To aid the ‘non archaeologist' in these surveys a ‘toolkit' has been devised to enable archaeological features to be identified. Volunteers are supplied with a copy of the LiDAR survey for the area, the identification toolkit and survey forms. Measuring tapes, ranging poles, clipboards and a copy of the OS map for the area can be borrowed from the Neroche Office.
If you are interested in getting involved with ground truthing the LiDAR survey of the northern Blackdown Hills please contact Caroline Newcombe on 01823 680846 or e-mail firstname.lastname@example.org
The National Trust have volunteering opportunities in Somerset and East Devon.In Somerset volunteers are needed to help at Quarts Moor with scrub clearance and woodland management. Contact email@example.com 01823 451814. In East Devon volunteers are needed to help at Combe Wood near Honiton with winter coppicing and woodland management. Contact firstname.lastname@example.org 01297 680507. From time to time there are other opportunities.
The Neroche Conservation Volunteers Join us for a practical volunteering day in the fresh air.

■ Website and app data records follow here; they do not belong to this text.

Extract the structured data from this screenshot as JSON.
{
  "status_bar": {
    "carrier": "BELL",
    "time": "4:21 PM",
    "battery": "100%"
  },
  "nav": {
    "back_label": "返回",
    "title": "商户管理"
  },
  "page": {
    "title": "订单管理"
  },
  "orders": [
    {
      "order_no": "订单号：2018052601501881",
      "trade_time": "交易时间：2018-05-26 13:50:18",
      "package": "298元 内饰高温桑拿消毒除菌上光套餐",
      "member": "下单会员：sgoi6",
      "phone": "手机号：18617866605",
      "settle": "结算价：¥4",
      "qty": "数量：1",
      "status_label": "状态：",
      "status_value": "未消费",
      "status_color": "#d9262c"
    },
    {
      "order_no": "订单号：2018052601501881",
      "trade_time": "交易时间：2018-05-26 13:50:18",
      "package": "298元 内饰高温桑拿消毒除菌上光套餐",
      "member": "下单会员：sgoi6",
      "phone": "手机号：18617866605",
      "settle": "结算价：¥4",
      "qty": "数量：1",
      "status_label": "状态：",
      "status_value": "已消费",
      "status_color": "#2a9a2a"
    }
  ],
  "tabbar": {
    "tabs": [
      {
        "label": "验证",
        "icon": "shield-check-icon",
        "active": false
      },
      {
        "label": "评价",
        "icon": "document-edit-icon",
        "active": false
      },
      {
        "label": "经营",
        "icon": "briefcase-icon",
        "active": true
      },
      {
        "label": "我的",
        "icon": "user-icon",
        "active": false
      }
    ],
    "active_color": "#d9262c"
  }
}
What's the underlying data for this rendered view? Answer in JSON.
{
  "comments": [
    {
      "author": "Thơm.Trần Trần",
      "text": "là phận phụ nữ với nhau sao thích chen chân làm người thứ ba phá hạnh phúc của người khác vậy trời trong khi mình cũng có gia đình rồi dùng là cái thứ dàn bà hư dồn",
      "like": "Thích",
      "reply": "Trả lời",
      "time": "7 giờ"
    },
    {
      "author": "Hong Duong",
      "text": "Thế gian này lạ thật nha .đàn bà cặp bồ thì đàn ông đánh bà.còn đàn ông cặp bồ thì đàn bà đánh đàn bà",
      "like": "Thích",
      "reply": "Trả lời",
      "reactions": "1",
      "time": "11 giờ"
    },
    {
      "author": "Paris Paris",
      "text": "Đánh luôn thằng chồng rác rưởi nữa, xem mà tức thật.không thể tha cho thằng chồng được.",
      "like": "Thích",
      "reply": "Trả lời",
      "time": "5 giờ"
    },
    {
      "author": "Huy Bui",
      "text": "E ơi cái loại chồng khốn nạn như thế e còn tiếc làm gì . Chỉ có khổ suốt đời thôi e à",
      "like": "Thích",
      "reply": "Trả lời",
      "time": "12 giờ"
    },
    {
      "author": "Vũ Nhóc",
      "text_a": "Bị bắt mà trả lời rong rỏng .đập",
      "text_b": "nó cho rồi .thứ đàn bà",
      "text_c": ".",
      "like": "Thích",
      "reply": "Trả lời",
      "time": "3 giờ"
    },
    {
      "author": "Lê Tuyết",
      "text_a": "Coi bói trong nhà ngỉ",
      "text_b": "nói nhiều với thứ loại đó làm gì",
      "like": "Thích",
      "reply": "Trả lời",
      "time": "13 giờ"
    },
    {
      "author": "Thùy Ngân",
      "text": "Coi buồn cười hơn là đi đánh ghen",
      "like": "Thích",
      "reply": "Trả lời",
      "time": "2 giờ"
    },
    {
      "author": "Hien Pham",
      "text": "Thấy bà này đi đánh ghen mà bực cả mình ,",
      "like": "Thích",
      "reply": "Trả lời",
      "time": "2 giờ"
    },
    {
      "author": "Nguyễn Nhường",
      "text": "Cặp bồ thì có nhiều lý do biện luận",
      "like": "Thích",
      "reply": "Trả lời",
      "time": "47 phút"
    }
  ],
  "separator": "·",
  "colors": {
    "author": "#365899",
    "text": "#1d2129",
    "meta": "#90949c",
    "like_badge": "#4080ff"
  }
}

Tasks vary throughout the year and include cutting and raking scrub, opening up glades or widening paths, all designed to help wildlife and keep areas accessible. Tasks take place on sites owned or managed by Forestry Commission, Butterfly Conservation, Blackdown Hills Trust and Somerset Wildlife Trust sites. All tools and instruction provided. See www.ncv.org.uk or email email@example.com
Himalayan Balsam Pulling

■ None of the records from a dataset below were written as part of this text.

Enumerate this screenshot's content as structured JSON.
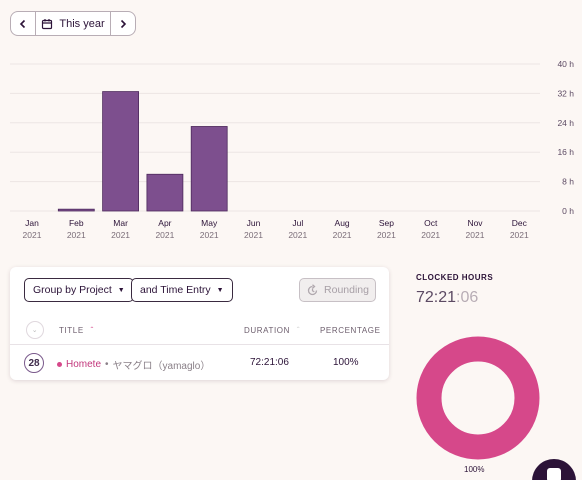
{
  "date_range": {
    "label": "This year"
  },
  "chart_data": {
    "type": "bar",
    "categories": [
      "Jan",
      "Feb",
      "Mar",
      "Apr",
      "May",
      "Jun",
      "Jul",
      "Aug",
      "Sep",
      "Oct",
      "Nov",
      "Dec"
    ],
    "category_sub": [
      "2021",
      "2021",
      "2021",
      "2021",
      "2021",
      "2021",
      "2021",
      "2021",
      "2021",
      "2021",
      "2021",
      "2021"
    ],
    "values": [
      0,
      0.5,
      32.5,
      10,
      23,
      0,
      0,
      0,
      0,
      0,
      0,
      0
    ],
    "yticks": [
      "40 h",
      "32 h",
      "24 h",
      "16 h",
      "8 h",
      "0 h"
    ],
    "ylim": [
      0,
      40
    ],
    "grid": true,
    "bar_color": "#7d4f8e"
  },
  "toolbar": {
    "group_by": "Group by Project",
    "sub_group": "and Time Entry",
    "rounding": "Rounding"
  },
  "table": {
    "columns": {
      "title": "TITLE",
      "duration": "DURATION",
      "percentage": "PERCENTAGE"
    },
    "rows": [
      {
        "count": "28",
        "project": "Homete",
        "client": "ヤマグロ（yamaglo）",
        "duration": "72:21:06",
        "percentage": "100%",
        "color": "#d6488a"
      }
    ]
  },
  "summary": {
    "label": "CLOCKED HOURS",
    "hours_main": "72:21",
    "hours_sec": ":06",
    "donut_pct": "100%",
    "donut_color": "#d6488a"
  }
}
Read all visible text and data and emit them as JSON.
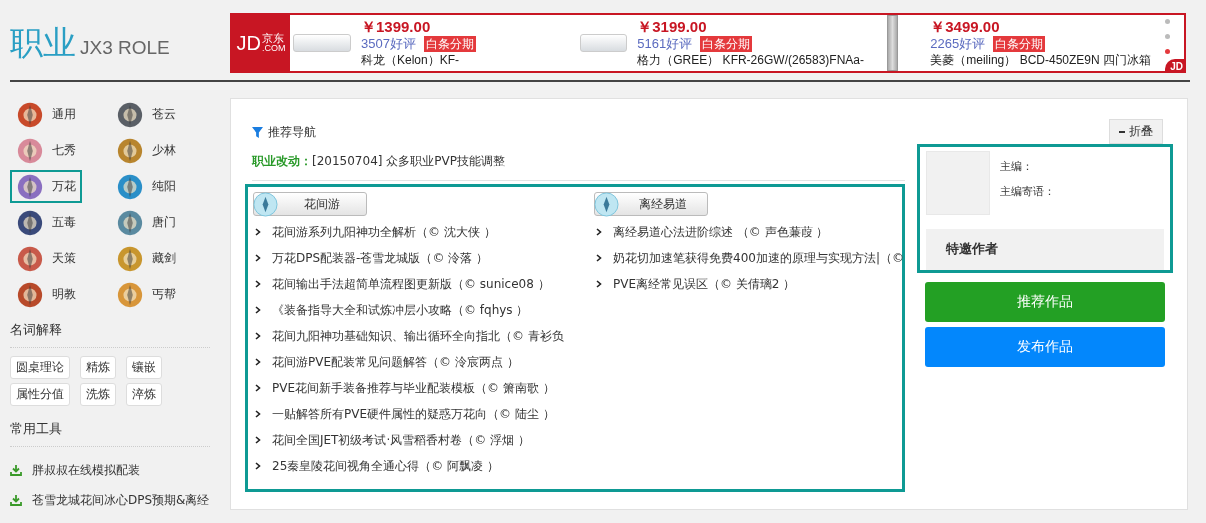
{
  "header": {
    "title": "职业",
    "subtitle": "JX3 ROLE"
  },
  "ad": {
    "logo_main": "JD",
    "logo_cn": "京东",
    "logo_com": ".COM",
    "corner": "JD",
    "items": [
      {
        "price": "￥1399.00",
        "reviews": "3507好评",
        "badge": "白条分期",
        "name": "科龙（Kelon）KF-",
        "kind": "wide"
      },
      {
        "price": "￥3199.00",
        "reviews": "5161好评",
        "badge": "白条分期",
        "name": "格力（GREE） KFR-26GW/(26583)FNAa-",
        "kind": "wide"
      },
      {
        "price": "￥3499.00",
        "reviews": "2265好评",
        "badge": "白条分期",
        "name": "美菱（meiling） BCD-450ZE9N 四门冰箱",
        "kind": "tall"
      }
    ],
    "dots": [
      {
        "selected": false
      },
      {
        "selected": false
      },
      {
        "selected": true
      }
    ]
  },
  "classes": [
    {
      "label": "通用",
      "selected": false
    },
    {
      "label": "苍云",
      "selected": false
    },
    {
      "label": "七秀",
      "selected": false
    },
    {
      "label": "少林",
      "selected": false
    },
    {
      "label": "万花",
      "selected": true
    },
    {
      "label": "纯阳",
      "selected": false
    },
    {
      "label": "五毒",
      "selected": false
    },
    {
      "label": "唐门",
      "selected": false
    },
    {
      "label": "天策",
      "selected": false
    },
    {
      "label": "藏剑",
      "selected": false
    },
    {
      "label": "明教",
      "selected": false
    },
    {
      "label": "丐帮",
      "selected": false
    }
  ],
  "glossary": {
    "title": "名词解释",
    "tags": [
      "圆桌理论",
      "精炼",
      "镶嵌",
      "属性分值",
      "洗炼",
      "淬炼"
    ]
  },
  "tools": {
    "title": "常用工具",
    "items": [
      "胖叔叔在线模拟配装",
      "苍雪龙城花间冰心DPS预期&离经"
    ]
  },
  "nav": {
    "title": "推荐导航",
    "notice_label": "职业改动：",
    "notice_text": "[20150704] 众多职业PVP技能调整"
  },
  "columns": [
    {
      "name": "花间游",
      "articles": [
        "花间游系列九阳神功全解析（© 沈大侠 ）",
        "万花DPS配装器-苍雪龙城版（© 泠落 ）",
        "花间输出手法超简单流程图更新版（© sunice08 ）",
        "《装备指导大全和试炼冲层小攻略（© fqhys ）",
        "花间九阳神功基础知识、输出循环全向指北（© 青衫负",
        "花间游PVE配装常见问题解答（© 泠宸两点 ）",
        "PVE花间新手装备推荐与毕业配装模板（© 箫南歌 ）",
        "一贴解答所有PVE硬件属性的疑惑万花向（© 陆尘 ）",
        "花间全国JET初级考试·风雪稻香村卷（© 浮烟 ）",
        "25秦皇陵花间视角全通心得（© 阿飘凌 ）"
      ]
    },
    {
      "name": "离经易道",
      "articles": [
        "离经易道心法进阶综述 （© 声色蒹葭 ）",
        "奶花切加速笔获得免费400加速的原理与实现方法|（©",
        "PVE离经常见误区（© 关倩璃2 ）"
      ]
    }
  ],
  "side": {
    "collapse": "折叠",
    "editor_label": "主编：",
    "editor_note_label": "主编寄语：",
    "guest_title": "特邀作者",
    "buttons": [
      {
        "label": "推荐作品",
        "kind": "primary"
      },
      {
        "label": "发布作品",
        "kind": "info"
      }
    ]
  }
}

There are several places where you can help with Balsam Pulling on the Blackdown Hills AONB. Volunteers are needed to help control the spread of Himalayan Balsam, an invasive weed, by helping to pull the plant before it seeds. The plant dominates our native plants and leaves banks bare and prone to erosion once it has died back in winter. No skills needed apart from enthusiasm. To find out about a group near you contact: Piers Griffin: 07855205027 firstname.lastname@example.org and Neil Duffield: 01305 228913 email@example.com.
The RSPB often need volunteers on the Blackdown Hills for surveys and habitat improvement. For further information contact firstname.lastname@example.org phone 01395 233655 or visit http://www.rspb.org.uk/nearyou/index.aspx?c=devon

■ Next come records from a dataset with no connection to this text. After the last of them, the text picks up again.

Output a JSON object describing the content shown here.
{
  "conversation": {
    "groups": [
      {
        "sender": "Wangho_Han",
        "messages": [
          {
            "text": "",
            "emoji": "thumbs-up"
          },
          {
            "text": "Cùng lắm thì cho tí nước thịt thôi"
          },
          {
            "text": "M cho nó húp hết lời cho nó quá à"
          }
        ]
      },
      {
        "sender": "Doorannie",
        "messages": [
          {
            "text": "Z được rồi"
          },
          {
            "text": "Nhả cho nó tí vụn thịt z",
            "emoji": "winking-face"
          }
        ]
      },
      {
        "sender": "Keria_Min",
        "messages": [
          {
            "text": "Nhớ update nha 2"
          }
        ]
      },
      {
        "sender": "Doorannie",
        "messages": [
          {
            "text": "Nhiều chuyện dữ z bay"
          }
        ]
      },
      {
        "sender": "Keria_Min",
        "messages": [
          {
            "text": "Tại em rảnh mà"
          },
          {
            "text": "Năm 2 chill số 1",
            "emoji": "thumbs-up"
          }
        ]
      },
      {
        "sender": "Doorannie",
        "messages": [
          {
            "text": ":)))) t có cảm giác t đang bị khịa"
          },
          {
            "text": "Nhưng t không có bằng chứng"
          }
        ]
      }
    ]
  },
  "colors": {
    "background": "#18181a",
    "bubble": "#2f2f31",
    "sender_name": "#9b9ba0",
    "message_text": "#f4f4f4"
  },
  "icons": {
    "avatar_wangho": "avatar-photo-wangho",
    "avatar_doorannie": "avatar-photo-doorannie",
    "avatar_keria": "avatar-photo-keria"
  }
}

Somerset Wildlife Trust offers a range of volunteering opportunities on the Blackdown Hills they include practical work and biological recording and monitoring on its nature reserves. Please contact email@example.com or call 01823 652440 or visit http://www.somersetwildlife.org/
Somerset Rural Youth Project'sBlackdown Environmental Team work with a group of young people aged 16-25 who are recruited through Taunton Job Centre Plus. Currently working at Otterhead Estate on Wednesdays clearing Laurel and Rhododendron from paths and also undertaking some simple woodworking projects. 25 - 30 hours of volunteering will enable participants to achieve a unit credit in Practical Environmental and Conservation Skills Level 1. To get involved contact Barney Simmons firstname.lastname@example.org, tel 07773343335, office number 01278722100 ext 35. http://www.sryp.org.uk/.
Stockland Turbaries are lowland heathland sites, unique to the Blackdown Hills. Volunteers are sometimes needed to help conserve these highly important habitats. For more information, email David Allen at email@example.com
Wildside Experience offer nature awareness and bushcraft training in East Devon and the Blackdown Hills. They have a range of interesting volunteering opportunities. For further information email Richard Whiteside firstname.lastname@example.org or call 01823 680931or visit http://www.wildsideexperience.co.uk
If you would like to find further volunteering opportunities in the area, contact your local Volunteer Centre.